Cyber attackers are increasingly leveraging web shell malware to get persistent access to compromised networks, the US National Security Agency and the Australian Signals Directorate warn.
What are web shells?
Web shells are malicious scripts that are uploaded to target systems (usually web servers) to enable attackers to control it remotely. In affect, they create a backdoor into the target system.
The threat is not limited to internet-facing web servers, though, and can be deployed on non-internet facing internal content management systems or network device management interfaces.
Preventing web shell installation
Attackers usually manage to deploy web shells by exploiting web application vulnerabilities, weak server security configuration, or by uploading to otherwise compromised systems.
Among the web application vulnerabilities that are commonly exploited to install web shell malware are:
- CVE-2019-0604 (affecting Microsoft SharePoint)
- CVE-2019-19781 (affecting Citrix appliances)
- CVE-2019-3396 and CVE-2019-3398 (affecting Atlassian Confluence Server and Data Center Widget Connector)
- CVE-2019-9978 (affecting the social-warfare plugin for WordPress)
- CVE-2019-18935, CVE-2017-11317 and CVE-2017-11357 (affecting Progress Telerik UI)
- CVE-2019-11580 (affecting Atlassian Crowd)
- CVE-2020-10189 (affecting Zoho ManageEngine Desktop Central)
- CVE-2019-8394 (affecting Zoho ManageEngine ServiceDesk Plus)
- CVE-2020-0688 (affecting Microsoft Exchange Server)
- CVE-2018-15961 (affecting Adobe ColdFusion).

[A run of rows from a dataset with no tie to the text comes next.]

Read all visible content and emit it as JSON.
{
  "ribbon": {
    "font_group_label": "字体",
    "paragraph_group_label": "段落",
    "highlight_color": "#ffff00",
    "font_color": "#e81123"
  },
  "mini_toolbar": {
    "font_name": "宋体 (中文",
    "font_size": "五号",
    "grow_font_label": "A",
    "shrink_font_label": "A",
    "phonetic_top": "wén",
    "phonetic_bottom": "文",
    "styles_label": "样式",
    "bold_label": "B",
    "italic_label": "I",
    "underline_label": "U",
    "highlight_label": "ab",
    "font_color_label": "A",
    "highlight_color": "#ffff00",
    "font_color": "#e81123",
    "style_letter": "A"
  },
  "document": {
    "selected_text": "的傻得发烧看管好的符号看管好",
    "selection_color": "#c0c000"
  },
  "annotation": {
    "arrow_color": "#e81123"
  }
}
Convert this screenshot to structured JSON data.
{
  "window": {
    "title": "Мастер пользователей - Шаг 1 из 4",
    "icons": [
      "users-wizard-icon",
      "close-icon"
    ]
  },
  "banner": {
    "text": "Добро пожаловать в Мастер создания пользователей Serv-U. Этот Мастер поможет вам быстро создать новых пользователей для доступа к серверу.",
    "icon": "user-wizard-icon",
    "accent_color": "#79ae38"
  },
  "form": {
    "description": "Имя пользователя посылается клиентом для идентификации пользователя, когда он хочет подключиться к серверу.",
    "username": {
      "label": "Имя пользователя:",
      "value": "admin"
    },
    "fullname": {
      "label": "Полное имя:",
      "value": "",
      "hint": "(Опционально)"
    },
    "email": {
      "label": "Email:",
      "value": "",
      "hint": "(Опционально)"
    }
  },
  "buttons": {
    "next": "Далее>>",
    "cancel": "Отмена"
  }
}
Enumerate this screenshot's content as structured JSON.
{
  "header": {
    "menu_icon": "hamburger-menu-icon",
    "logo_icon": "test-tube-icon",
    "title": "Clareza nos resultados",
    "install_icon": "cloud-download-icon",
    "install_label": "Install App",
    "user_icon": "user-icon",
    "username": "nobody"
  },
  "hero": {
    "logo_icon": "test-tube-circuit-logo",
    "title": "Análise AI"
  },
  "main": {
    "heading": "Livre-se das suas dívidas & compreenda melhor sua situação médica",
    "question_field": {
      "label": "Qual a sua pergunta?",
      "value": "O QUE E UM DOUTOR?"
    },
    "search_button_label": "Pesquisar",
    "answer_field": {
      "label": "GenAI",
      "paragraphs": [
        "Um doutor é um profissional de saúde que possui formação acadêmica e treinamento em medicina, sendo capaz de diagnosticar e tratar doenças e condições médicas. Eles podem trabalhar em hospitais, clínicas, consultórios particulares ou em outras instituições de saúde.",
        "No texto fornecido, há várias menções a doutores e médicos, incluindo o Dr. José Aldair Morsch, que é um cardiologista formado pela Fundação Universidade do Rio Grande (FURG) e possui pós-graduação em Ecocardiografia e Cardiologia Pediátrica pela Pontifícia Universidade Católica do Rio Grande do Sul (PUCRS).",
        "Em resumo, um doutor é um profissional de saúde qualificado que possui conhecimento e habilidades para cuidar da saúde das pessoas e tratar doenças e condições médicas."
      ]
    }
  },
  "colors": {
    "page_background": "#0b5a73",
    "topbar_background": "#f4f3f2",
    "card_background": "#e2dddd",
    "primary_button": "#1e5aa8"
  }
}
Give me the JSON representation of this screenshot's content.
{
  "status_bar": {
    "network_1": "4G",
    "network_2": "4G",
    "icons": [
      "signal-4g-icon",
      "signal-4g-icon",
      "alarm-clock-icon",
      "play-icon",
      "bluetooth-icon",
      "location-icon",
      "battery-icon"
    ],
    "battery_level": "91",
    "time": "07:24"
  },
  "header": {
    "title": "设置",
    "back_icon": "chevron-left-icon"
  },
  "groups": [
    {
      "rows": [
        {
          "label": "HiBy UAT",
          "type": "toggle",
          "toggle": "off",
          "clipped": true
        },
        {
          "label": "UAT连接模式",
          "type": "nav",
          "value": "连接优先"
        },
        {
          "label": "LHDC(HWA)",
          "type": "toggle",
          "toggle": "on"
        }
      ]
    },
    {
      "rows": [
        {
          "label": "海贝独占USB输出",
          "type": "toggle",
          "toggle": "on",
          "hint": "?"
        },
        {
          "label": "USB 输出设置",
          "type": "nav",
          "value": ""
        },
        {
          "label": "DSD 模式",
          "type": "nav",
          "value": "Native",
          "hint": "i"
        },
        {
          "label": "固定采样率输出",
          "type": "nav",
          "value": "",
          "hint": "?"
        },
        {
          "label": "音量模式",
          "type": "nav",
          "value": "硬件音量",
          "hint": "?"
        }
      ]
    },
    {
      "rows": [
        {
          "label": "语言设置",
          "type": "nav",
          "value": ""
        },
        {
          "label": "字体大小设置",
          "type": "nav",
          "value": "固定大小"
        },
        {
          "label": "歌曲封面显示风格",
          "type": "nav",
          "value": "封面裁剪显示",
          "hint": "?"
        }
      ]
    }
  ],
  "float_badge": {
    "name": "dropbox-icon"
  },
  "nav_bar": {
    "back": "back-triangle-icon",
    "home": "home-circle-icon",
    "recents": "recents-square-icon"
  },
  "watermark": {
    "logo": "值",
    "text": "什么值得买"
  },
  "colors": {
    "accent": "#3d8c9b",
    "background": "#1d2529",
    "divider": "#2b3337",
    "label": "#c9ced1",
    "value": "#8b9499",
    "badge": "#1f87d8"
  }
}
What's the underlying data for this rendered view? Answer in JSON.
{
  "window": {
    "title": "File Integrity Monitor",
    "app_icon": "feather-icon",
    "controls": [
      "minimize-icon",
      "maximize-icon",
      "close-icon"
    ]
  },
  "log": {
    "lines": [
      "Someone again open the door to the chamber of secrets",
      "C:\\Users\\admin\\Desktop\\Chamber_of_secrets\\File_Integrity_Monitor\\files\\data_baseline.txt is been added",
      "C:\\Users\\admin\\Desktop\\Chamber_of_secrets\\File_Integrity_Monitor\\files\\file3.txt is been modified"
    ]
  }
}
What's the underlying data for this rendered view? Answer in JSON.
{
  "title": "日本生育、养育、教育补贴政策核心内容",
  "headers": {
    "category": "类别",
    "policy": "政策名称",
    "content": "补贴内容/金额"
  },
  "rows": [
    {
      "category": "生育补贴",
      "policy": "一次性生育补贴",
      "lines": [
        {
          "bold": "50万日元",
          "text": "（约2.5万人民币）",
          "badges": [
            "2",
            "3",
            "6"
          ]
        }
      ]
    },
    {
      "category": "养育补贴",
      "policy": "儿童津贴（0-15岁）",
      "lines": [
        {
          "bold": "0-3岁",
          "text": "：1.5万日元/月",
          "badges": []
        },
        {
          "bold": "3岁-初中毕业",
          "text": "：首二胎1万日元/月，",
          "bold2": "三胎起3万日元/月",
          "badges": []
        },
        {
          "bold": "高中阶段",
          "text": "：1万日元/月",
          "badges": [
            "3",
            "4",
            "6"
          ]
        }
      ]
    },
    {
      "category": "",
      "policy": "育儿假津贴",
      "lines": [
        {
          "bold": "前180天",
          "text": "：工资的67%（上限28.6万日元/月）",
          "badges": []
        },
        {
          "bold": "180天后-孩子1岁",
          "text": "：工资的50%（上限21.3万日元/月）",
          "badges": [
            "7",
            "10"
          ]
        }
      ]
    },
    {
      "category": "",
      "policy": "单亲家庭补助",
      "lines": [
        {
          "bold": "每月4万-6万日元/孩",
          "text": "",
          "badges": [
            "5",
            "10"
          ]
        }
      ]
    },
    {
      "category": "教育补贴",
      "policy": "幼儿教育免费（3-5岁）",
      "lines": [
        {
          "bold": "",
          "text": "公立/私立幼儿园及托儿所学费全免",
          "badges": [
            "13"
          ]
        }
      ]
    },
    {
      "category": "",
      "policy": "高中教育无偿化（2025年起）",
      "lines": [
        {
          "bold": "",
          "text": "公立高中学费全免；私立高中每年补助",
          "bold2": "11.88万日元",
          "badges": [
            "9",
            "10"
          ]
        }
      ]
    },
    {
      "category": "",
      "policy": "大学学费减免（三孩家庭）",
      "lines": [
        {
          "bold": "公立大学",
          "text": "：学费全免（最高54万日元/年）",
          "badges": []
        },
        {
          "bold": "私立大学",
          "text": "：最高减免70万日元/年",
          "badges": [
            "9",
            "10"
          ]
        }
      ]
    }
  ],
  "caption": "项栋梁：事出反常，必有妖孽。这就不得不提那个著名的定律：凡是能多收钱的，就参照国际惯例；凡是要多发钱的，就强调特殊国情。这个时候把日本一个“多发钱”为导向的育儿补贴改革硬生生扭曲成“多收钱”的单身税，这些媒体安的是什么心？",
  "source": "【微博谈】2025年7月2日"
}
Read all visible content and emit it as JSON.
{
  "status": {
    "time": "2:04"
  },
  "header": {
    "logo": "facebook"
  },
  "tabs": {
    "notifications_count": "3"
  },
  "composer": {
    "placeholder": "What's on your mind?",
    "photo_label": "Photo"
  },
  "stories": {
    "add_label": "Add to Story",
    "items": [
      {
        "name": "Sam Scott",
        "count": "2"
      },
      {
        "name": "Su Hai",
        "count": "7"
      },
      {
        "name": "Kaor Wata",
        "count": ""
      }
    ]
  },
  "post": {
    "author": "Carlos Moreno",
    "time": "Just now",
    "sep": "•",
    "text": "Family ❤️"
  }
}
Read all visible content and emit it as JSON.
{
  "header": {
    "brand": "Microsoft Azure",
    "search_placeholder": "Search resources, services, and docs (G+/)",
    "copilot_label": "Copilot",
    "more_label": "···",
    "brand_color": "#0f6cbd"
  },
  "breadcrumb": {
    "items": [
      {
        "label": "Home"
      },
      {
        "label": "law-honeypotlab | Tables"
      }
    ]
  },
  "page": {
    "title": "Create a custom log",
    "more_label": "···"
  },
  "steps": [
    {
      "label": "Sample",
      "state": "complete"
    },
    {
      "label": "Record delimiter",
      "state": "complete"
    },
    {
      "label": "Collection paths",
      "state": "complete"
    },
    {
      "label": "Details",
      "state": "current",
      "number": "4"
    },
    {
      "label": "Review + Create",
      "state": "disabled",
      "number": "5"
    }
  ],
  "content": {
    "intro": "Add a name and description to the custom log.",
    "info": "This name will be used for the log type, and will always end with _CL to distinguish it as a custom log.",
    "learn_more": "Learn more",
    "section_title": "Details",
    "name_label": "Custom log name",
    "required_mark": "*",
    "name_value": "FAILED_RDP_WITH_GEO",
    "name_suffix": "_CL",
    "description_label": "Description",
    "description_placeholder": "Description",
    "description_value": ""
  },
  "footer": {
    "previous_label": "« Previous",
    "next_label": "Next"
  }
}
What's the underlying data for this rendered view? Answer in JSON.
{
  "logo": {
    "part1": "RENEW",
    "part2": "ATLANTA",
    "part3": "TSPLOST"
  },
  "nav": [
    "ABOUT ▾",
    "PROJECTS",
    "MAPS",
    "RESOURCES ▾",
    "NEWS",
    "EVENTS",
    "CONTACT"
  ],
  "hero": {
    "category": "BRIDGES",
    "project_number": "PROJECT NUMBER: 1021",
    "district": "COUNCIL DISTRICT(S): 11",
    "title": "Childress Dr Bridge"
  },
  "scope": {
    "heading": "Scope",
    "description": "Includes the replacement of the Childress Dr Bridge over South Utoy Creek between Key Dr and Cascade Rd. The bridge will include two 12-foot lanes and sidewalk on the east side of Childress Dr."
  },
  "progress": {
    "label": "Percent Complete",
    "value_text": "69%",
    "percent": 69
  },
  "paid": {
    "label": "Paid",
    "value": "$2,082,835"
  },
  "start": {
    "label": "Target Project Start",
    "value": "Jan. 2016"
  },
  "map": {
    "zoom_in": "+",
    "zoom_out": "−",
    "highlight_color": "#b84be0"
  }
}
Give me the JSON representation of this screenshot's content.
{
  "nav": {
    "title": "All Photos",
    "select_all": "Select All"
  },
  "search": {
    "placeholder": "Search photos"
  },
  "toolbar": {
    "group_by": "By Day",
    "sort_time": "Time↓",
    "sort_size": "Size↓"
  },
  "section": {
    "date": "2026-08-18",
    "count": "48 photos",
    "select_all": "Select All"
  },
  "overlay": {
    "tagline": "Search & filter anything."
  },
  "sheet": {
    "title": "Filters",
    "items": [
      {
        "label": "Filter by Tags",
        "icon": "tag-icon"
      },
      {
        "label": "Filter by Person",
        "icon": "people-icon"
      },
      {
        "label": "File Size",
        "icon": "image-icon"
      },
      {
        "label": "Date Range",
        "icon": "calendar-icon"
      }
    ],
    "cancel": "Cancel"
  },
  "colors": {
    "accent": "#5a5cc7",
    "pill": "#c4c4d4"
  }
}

“This list is not intended to be exhaustive, but it provides insight on some frequently exploited cases,” the agencies noted, and advised organizations to regularly patch/update web apps and limit their permissions.
“In particular, web applications should not have permission to write directly to a web accessible directory or modify web accessible code. Attackers are unable to upload a web shell to a vulnerable application if the web server blocks access to the web accessible directory,” they pointed out.
If the latter step is not possible, they advised orgs to implement file integrity monitoring to block file changes to web accessible directories or alert when changes occur.
Finally, they should add defense layers such as Intrusion Prevention Systems (IPS) and Web Application Firewalls (WAF), and improve network segregation and harden web servers.
Detecting installed web shells
“Web shells are difficult to detect as they are easily modified by attackers and often employ encryption, encoding, and obfuscation,” the agencies explained. That’s what makes them so useful to attackers and so dangerous to defenders.
There are several methods that can be used to detect their presence, such as:
- Comparing a verified benign version of the web app against the production version (and analyzing the discrepancies)
- Monitoring web traffic for anomalies
- Detection based on signatures (can work for detecting popular web shells that have been minimally modified)
- Monitoring for unexpected network flows
- Using Endpoint Detection and Response (EDR) and logging tools such as Microsoft Sysmon or Auditd (on Linux systems) to spot system call or process lineage abnormalities
The NSA has set up a GitHub repository with tools and signatures that can help defenders implement these techniques.
Finally, the agencies warn, organizations that find a web shell on one or more of their systems should investigate how far the attacker penetrated within the network.